**SUPPLIED MATERIAL**

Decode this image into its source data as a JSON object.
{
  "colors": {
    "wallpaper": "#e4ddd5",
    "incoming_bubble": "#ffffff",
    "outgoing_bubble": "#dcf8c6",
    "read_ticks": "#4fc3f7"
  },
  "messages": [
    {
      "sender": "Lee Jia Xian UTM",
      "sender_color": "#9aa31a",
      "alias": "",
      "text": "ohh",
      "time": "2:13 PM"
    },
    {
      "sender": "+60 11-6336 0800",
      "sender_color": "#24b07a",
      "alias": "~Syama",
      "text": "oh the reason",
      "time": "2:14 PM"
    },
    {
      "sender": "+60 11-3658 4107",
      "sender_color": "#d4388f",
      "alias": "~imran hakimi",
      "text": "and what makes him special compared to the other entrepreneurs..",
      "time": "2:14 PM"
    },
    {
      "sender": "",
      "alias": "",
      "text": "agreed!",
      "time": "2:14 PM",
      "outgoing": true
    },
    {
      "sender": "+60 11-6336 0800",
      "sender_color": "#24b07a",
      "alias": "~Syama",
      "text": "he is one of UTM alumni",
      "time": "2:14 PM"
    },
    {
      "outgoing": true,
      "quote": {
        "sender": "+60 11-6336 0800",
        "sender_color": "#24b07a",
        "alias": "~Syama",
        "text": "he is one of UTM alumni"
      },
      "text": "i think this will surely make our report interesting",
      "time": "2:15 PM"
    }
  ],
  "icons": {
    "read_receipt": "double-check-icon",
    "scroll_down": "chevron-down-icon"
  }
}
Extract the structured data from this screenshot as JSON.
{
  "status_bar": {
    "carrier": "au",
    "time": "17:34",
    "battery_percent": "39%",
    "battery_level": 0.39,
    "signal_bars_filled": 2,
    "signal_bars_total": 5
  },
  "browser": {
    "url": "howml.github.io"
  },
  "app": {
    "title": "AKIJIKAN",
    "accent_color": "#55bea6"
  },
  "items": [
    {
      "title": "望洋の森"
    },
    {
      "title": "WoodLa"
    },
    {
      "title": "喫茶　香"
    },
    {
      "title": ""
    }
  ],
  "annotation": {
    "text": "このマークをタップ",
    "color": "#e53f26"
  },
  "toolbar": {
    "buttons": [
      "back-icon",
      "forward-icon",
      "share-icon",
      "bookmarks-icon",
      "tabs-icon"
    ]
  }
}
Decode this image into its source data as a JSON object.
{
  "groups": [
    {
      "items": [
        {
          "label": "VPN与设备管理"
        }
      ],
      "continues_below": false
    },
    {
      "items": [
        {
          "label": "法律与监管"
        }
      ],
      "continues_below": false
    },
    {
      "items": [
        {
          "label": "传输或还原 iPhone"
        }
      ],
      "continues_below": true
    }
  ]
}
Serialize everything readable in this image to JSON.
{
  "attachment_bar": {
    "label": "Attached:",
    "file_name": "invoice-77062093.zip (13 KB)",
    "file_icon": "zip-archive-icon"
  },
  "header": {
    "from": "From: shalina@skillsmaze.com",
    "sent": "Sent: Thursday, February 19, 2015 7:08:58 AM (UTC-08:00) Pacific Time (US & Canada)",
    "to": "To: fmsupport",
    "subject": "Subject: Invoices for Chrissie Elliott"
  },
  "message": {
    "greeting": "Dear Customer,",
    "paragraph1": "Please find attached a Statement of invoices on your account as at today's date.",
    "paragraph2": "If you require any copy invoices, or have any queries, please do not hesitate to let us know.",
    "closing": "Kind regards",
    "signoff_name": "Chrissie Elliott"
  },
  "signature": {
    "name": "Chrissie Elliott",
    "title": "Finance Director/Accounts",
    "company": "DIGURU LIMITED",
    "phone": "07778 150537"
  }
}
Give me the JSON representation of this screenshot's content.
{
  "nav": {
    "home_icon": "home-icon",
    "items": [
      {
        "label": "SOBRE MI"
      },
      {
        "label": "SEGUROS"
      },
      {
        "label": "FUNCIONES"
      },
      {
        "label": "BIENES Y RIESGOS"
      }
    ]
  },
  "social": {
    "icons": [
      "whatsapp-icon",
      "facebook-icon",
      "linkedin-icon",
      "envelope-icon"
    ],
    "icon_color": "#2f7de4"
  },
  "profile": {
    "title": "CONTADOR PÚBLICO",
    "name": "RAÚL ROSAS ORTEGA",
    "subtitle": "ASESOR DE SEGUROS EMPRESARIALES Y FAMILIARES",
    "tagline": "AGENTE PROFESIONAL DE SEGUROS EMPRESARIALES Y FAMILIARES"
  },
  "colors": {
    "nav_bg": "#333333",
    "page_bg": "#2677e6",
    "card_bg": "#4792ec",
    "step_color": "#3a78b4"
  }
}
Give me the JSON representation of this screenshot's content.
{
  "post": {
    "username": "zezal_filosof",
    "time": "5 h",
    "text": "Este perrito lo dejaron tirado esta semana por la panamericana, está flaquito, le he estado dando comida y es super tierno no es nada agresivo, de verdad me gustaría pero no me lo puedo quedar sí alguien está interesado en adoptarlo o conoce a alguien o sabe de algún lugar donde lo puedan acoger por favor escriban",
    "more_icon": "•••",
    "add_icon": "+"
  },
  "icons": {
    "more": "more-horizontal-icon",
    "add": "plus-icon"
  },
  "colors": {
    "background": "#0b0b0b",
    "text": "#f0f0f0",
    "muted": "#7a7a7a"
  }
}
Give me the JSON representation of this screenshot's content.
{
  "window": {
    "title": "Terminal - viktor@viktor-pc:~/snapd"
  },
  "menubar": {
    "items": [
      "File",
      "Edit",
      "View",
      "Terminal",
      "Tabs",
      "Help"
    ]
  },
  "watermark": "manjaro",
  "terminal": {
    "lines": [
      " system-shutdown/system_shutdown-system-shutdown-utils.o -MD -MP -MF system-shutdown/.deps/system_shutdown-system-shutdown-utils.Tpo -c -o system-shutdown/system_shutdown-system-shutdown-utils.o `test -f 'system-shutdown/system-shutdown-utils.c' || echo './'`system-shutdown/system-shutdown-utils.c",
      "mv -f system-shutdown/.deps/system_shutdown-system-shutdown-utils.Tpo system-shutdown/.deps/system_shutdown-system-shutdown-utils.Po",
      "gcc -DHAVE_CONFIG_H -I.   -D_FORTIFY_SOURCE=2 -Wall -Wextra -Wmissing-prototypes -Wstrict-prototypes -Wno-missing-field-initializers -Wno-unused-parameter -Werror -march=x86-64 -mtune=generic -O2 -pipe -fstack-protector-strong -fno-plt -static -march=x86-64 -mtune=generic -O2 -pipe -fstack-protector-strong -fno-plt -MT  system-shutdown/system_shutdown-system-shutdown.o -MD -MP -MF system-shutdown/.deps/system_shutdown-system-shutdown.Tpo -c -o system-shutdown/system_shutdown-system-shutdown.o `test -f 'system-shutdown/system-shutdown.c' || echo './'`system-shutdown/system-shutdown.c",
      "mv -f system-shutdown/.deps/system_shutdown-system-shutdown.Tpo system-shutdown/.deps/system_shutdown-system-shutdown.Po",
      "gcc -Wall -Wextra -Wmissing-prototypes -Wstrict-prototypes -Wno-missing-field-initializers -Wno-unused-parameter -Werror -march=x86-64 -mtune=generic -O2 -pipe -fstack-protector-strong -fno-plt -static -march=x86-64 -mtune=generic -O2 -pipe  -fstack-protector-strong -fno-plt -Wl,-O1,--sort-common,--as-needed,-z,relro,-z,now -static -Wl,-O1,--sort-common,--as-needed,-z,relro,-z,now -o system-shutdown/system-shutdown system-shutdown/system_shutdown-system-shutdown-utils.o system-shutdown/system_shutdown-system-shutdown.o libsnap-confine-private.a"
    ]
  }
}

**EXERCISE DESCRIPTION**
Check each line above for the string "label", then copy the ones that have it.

**ANSWER FOR THIS EXERCISE**
          "label": "VPN与设备管理"
          "label": "法律与监管"
          "label": "传输或还原 iPhone"
    "label": "Attached:",
        "label": "SOBRE MI"
        "label": "SEGUROS"
        "label": "FUNCIONES"
        "label": "BIENES Y RIESGOS"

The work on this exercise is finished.